Will dropped down by Deke at the dying ghoul’s side. “What are you here?” he demanded.

The ghoul sneered at him “Heal...me,” it panted. “Maybe I...say.”

“I can make your death easier,” Deke said. His set face showed his dislike of the situation. “If you tell us.”

Will’s heart softened in sympathy for his friend.

“What are you looking for?” Will demanded.

“Key.” The ghoul’s eyes rolled up in its head. “Portal.”

“What key?” Will prodded.

The ghoul bared its teeth in a sharkish smile. “Victory.”

“What kind of victory?” Will demanded. “You have to say if you want an easier death.”

The ghoul swallowed, and Will felt a tiny twinge of pity. Its death was necessary, but drawing it out went against the grain.

“Open...portal,” it grunted. “Find...pieces...of gate.”
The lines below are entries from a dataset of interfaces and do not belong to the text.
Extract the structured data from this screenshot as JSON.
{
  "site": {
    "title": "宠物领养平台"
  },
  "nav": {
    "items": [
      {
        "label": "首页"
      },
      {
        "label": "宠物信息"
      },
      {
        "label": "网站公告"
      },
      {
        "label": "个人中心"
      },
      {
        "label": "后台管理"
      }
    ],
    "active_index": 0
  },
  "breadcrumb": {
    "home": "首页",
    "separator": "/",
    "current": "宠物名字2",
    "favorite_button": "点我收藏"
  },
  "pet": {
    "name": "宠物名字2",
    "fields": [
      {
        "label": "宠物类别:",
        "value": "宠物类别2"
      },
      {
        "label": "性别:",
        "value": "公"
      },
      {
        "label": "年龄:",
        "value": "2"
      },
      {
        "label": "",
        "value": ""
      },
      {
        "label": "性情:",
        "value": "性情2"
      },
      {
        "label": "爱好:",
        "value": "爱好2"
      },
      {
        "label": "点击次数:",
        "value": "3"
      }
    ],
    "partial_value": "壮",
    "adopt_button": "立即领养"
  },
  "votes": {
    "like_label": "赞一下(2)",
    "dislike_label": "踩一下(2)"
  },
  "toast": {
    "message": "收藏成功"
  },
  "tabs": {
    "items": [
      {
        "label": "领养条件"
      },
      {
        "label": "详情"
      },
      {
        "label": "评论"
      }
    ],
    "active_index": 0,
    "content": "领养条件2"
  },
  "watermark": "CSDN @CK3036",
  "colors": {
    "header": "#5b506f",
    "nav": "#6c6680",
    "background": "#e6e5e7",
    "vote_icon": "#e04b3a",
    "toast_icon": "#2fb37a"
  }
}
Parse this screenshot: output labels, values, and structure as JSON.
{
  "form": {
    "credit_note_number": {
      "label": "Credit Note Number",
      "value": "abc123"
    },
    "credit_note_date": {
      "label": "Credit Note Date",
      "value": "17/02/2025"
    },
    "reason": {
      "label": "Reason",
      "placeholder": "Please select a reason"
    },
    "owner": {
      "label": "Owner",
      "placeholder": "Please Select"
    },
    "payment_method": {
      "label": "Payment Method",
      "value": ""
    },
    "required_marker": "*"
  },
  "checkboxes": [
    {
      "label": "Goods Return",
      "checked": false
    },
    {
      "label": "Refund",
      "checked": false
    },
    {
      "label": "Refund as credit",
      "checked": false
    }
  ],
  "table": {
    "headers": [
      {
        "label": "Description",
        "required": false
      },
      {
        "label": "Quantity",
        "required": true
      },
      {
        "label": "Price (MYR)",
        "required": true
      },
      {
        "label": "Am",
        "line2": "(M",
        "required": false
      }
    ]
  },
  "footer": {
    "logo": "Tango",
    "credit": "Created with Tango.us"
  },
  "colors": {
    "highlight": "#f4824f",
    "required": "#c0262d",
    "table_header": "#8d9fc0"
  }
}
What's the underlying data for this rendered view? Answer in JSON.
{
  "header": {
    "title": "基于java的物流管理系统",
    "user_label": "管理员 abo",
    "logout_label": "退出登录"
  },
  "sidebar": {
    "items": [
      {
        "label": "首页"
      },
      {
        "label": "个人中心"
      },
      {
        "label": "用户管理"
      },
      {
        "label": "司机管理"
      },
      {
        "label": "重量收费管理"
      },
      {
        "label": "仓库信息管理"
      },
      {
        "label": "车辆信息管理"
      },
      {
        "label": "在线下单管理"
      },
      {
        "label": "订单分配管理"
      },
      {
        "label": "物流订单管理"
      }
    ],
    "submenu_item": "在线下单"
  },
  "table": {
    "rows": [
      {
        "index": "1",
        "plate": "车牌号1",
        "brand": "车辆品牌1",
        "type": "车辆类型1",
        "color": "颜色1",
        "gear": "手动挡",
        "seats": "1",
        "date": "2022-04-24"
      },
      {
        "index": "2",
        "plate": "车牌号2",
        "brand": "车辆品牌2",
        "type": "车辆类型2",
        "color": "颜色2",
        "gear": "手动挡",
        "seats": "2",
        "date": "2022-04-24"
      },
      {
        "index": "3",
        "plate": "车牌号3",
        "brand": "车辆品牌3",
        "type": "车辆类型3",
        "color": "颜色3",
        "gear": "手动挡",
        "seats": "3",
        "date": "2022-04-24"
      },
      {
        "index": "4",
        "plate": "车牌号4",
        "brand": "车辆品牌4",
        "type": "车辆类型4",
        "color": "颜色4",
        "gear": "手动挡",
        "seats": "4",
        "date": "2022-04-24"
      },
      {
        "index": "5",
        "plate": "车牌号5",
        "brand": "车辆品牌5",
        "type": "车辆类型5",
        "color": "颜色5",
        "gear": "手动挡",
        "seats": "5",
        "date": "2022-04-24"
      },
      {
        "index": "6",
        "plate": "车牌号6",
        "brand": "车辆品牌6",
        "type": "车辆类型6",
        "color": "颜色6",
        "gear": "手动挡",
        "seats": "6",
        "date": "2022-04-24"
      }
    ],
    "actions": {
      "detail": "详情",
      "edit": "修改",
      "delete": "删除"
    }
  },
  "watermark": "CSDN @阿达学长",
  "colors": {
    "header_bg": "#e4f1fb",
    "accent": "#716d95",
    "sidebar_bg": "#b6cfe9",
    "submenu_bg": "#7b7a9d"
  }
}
Stunned, Will barely noticed Deke laying his glowing hands on the ghoul’s chest, presumably deadening its pain.

Pieces of a gate? Maybe the glowing space Audra had seen in that vision?

He turned back to the ghoul. “Was there a battle here?”

Again, it smiled. “Demons came, at last. Fought...mages. Many...different mages.”

It gave a choking wheeze. Its eyes rolled upward, and Deke carefully closed them.

Different mages, lots of them? That could explain the variety of weapons. And the glow.

“Will?” Val had her hand on her shoulder radio. It was useless with magic flying around but should work now. “Shall I call Josh for cleanup?”

“Yeah. Then we all need to talk.”